Discover - for college and beyond. Learn More
Print

Student Life >> Browse Articles >> Student Contributors

Student Life >> Browse Articles >> Time Management

+17

So You Don't Know How to Study...

So You Don't Know How to Study...

Many high schoolers, when faced with an upcoming test, make the statement, "I don't know how to study."

Paige Sheffield

February 25, 2014

Many high schoolers, when faced with an upcoming test, make the statement, “I don’t know how to study.”

Maybe this is true.

Maybe these students have been able to do well without studying in prior classes, or maybe they just haven’t found the study methods that work for them. Whatever the problem is, learning how to study is extremely important.

Here are eight tips on how to study.

1. Strategize How You Study

You’ll never know if flash cards work for you if you don’t try using them. It seems easier to just study (or not study) the way you always have, but this may not be what’s most beneficial for you. Some people like making flashcards while others prefer rewriting notes, looking through course books, or having someone quiz them aloud.

Though studying the way you always have is quicker, learning the best way for you to study is invaluable for your future.

2. Learn How You Learn

Some people learn better from lectures while others learn better from projects or reading assignments. Identifying your learning style can also help you determine your studying style.

If you don’t learn well from lectures, watching videos of people talking about economics probably won’t help you do well on your big econ test.

3. Collaborate With Classmates

No, you’re not exactly the same as your classmates, but learning how other people study may give you ideas for yourself. Also, studying in groups or discussing the subject in depth with your friends could increase your understanding of the subject.

Another thing that really helps you understand a subject is explaining it to someone else. If one of your classmates needs help with the material at some point during the unit and you understand that section of material, offer to help him or her.

Sure, this would be a while before your test, but being able to explain a concept to someone will increase your confidence and ultimately prepare you for success.

4. Stay Informed

One of the key aspects of preparing for a test is making sure you understand the material at the time you learn it. If you don’t understand something, ask for help right away rather than waiting until the night before the test to try to learn it. This will save you a lot of stress; you’ll be able to focus on reviewing the material instead of spending time trying to learn it all at once.

5. Manage Your Time

You’ll gain a lot more from studying if you don’t check your social media accounts every ten minutes. Of course, it’s okay, and even good, to take breaks, but instead of taking breaks every five minutes, allow yourself to take a break every hour. That way, you’ll have made significant progress before this break.

When you take a break every five minutes, you’re not truly giving yourself enough time to understand or remember the information.

6. Remain Rested

Yes, it’s one of the most cliché statements ever made about test taking; get some sleep before the test. Studying seems so much more important, believe me, I know. But studying is useless if you don’t have enough energy to rationally think through problems.

When you choose studying over sleeping, you’ll probably try to rely on your memory rather than simply thinking through the problem and using the skills you have acquired throughout the unit.

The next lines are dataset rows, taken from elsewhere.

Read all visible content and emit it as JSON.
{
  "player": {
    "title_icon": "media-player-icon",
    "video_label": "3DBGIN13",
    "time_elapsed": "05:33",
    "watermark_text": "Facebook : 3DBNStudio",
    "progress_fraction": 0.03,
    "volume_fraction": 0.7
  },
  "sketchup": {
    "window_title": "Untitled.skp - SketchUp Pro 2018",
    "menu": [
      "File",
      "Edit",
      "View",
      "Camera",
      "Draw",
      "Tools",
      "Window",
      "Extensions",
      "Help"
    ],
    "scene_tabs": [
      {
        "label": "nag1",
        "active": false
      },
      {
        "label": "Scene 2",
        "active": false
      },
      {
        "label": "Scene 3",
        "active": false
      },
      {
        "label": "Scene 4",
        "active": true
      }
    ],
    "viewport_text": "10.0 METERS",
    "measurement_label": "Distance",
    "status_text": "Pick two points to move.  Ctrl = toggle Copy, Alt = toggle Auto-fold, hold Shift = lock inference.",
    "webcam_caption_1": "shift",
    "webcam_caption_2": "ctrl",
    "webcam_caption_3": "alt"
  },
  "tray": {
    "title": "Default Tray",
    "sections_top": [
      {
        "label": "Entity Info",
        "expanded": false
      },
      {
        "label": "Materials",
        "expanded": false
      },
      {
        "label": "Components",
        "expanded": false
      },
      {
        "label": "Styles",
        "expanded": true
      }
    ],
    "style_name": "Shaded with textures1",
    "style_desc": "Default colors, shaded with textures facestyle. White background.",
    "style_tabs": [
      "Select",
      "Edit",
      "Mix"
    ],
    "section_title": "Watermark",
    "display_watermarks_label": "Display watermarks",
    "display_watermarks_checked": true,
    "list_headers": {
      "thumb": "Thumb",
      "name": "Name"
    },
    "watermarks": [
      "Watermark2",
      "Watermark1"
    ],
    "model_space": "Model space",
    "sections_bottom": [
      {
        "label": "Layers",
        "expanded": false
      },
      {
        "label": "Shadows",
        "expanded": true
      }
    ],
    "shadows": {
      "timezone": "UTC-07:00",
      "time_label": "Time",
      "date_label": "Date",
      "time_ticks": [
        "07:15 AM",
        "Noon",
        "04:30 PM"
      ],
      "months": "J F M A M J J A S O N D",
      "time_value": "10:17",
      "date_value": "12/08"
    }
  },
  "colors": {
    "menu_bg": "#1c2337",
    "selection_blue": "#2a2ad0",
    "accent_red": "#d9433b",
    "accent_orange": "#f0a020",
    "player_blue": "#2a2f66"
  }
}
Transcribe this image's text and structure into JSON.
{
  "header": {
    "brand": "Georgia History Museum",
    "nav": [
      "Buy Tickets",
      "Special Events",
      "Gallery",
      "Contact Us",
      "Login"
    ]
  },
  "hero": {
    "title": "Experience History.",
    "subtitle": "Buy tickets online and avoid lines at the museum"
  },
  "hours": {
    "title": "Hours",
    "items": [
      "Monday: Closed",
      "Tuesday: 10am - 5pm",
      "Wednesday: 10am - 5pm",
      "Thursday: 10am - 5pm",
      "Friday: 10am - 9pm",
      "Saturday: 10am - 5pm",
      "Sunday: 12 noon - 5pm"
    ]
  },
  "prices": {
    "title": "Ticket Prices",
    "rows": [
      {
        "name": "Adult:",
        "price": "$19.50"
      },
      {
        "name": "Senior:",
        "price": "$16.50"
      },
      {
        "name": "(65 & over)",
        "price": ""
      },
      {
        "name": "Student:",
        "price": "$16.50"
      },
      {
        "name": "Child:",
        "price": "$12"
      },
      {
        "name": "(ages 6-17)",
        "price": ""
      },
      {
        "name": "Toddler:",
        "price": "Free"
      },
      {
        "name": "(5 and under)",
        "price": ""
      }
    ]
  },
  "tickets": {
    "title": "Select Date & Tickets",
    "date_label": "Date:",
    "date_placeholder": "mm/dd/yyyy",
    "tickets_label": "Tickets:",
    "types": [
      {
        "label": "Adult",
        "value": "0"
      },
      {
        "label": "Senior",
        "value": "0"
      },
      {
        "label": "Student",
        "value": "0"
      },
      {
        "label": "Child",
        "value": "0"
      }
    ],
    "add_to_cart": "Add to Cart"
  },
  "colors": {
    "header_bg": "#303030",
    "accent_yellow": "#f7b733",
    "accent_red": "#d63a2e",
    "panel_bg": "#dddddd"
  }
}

Plus, you know you hate getting tests back where you made stupid, obvious mistakes. When you start drifting off, set the books aside and

7. Complete the Review Packet

Maybe this just seems like more unnecessary work, but the review will give you a sense of what taking the test is like.

Some teachers provide reviews that are really similar to the test. Some teachers give out reviews that are absolutely nothing like the test. Either way, the review will get you thinking about the material that will be on the test.

At the same time, don’t assume that the review includes everything that will be on the test and that you don’t need to study anything else.

While the review provides a glimpse at the test, it is truly only a glimpse; if you fly through the review, great! That’s a good sign. But that doesn’t mean you have everything completely mastered. If you struggle with the review, you’re not destined to fail, either. Find where you’re having issues and focus on those problems for a while.

8. Don’t Panic

Panicking never really fixes anything. If you worry too much about the test, you won’t be able to focus on studying nor will you be able to focus during the test. Remember that this is just a test, and you know this material. You sat through the class, did your homework, and took notes. You will be okay.

9. Don’t Rely Entirely on Memory

Even if you’re great at memorizing things, trying to develop a deep understanding of the material will be much more beneficial than trying to memorize the pages of your textbook. Chances are, your memory will get a little fuzzy during the test.

Instead of memorizing the answers to the review packet, work through questions and get adjusted to thinking the way you’ll have to think on the test.

8. Focus on YOU

Ultimately, studying is about what works for you. What works for your best friend may do nothing for you, and that’s okay. Don’t think that you have to stay up all night studying because everyone else seems to be. Don’t think that you’ll fail because you don’t go about studying the same way everyone else does. Study the material, get some sleep, and have confidence.

There is no “right” way to study; any method that works for you can get you the right answer.


Discuss this article on Facebook

Join Fastweb for FREE